ifeminists.com: A central gathering place and information center for individualist feminists.   -- explore the new feminism --
introduction | interaction | information

ifeminists.com > introduction > editorials

May 24, 2006
by Gerald K. McOscar, Esq.

A single mother of three young boys of my acquaintance once vowed that she would go to jail before she would abide them being prescribed the attention deficit hyperactivity disorder drug Ritalin. She believed that shoot-from-the-hip diagnoses of attention deficit disorder, attention deficit hyperactivity disorder and trendy mental disorders du jour unfairly stigmatize boys whose high energy and impulsiveness was in times past dismissed simply as "boys being boys."

She felt that the over use of psychiatric medication was child abuse compounded by drug abuse. She worried about side effects, and felt that psychiatric medication was a gateway to lifelong drug dependency, an emotional growth inhibitor and a profit center for psychiatrists and drug companies.

Worse, she saw it as an easy out for parents (and other authority figures) too self-absorbed or too lazy to sacrifice the time and energy required to teach children self discipline and proper behavior. Not to mention that she thought it a tad unseemly for influential adults to be lecturing children about the evils of mind altering drugs while simultaneously prescribing mind altering drugs to control children's behavior.

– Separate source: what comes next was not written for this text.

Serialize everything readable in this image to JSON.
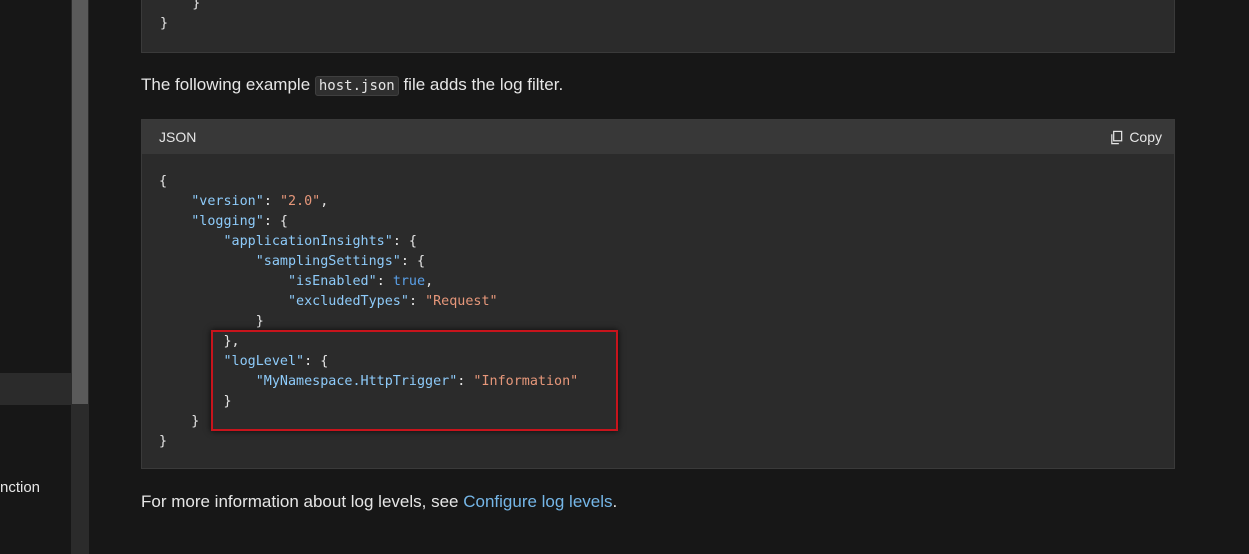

Recent studies by the U. S. Food and Drug Administration seem to justify her concerns. In March, an advisory committee to the FDA denied approval of Cephalon Inc.'s experimental drug, Sparlon, to treat attention deficit hyperactivity disorder in children and adolescents. The Psychopharmocologic Drug Advisory Committee expressed concern about Sparlon's link to a rare but serious skin reaction in one 7-year-old boy and psychiatric problems in others. The committee ruled that Sparlon, while effective, is not acceptably safe and needs more study. Cephalon has submitted new information which it hopes will allay the FDA's concerns.

A Cephalon spokesman said that the panel's decision reflected the FDA's general concern over drug safety as much as a specific one over Sparlon. That may be true, but so what? Many believe that close oversight is warranted.

This month, British drug manufacturer GlazoSmithKline PLC sent a letter to physicians warning them that the antidepressants Paxil and Paxil PC may increase the risk of suicide attempts in some adults, particularly those aged 18 to 30. Glaxo's letter comes 18 months after the FDA put "black box" warnings on all antidepressants stating that they increase the risk of suicidal thinking and behavior in children and adolescents under 18 years old. "Black boxes" often lead to fewer prescriptions and sales.

In March, the FDA's Pediatric Advisory Committee cautioned doctors and parents to be far more vigilant about rare but serious psychiatric side effects such as horrific hallucinations, aggression and suicides by children.

The drugs include Shire PLC's Adderall XR, McNeil Pharmaceutical's Concerta, Novatis AG's Ritalin, Eli Lilly's Strattera and Focalin XR, and Sparlon. Currently, Strattera carries a warning label discussing risks of suicide. Adderall XR carries warnings about psychosis and sudden death in people with heart abnormalities.

But what really attracted the researchers' attention were negative psychiatric side effects in patients with no prior history of psychosis-related events who used the medications properly. Kate Gelperin, an FDA drug-safety expert, reported that as many as six percent of children using ADHD medications properly might experience a negative psychiatric side effect.

There were reports of hallucinations and mania among children as young as 7. At least 10 deaths - six from suicide - were reported on children using Concerta between 2000 and 2005, although not all were directly blamed on the drug. At least four suicide deaths were reported on children using Adderall or Adderall XR.

Said one expert, "These adverse events seem to be over and beyond 'unmasking' what the child was going to do anyway. In case upon case of what we read, it really struck all the reviewers."

Rashes, hallucinations, suicides? What's that old adage about the cure sometimes being worse than the disease?

But what if my friend was right? What if at times ADHD is less about hyperactive children than about parents unwilling or unable to cope with the (admittedly challenging) demands and responsibilities of parenthood?

If that were so, (don't forget, my friend was speaking as a mother), wouldn't (shouldn't) it be child abuse per se to prescribe mind altering drugs with potentially serious or fatal psychiatric side effects to their children, no matter how challenged...or challenging?

ifeminists.com > home | introduction | interaction | information | about

ifeminists.com is edited by Wendy McElroy; it is made possible by support from The Independent Institute and members like you.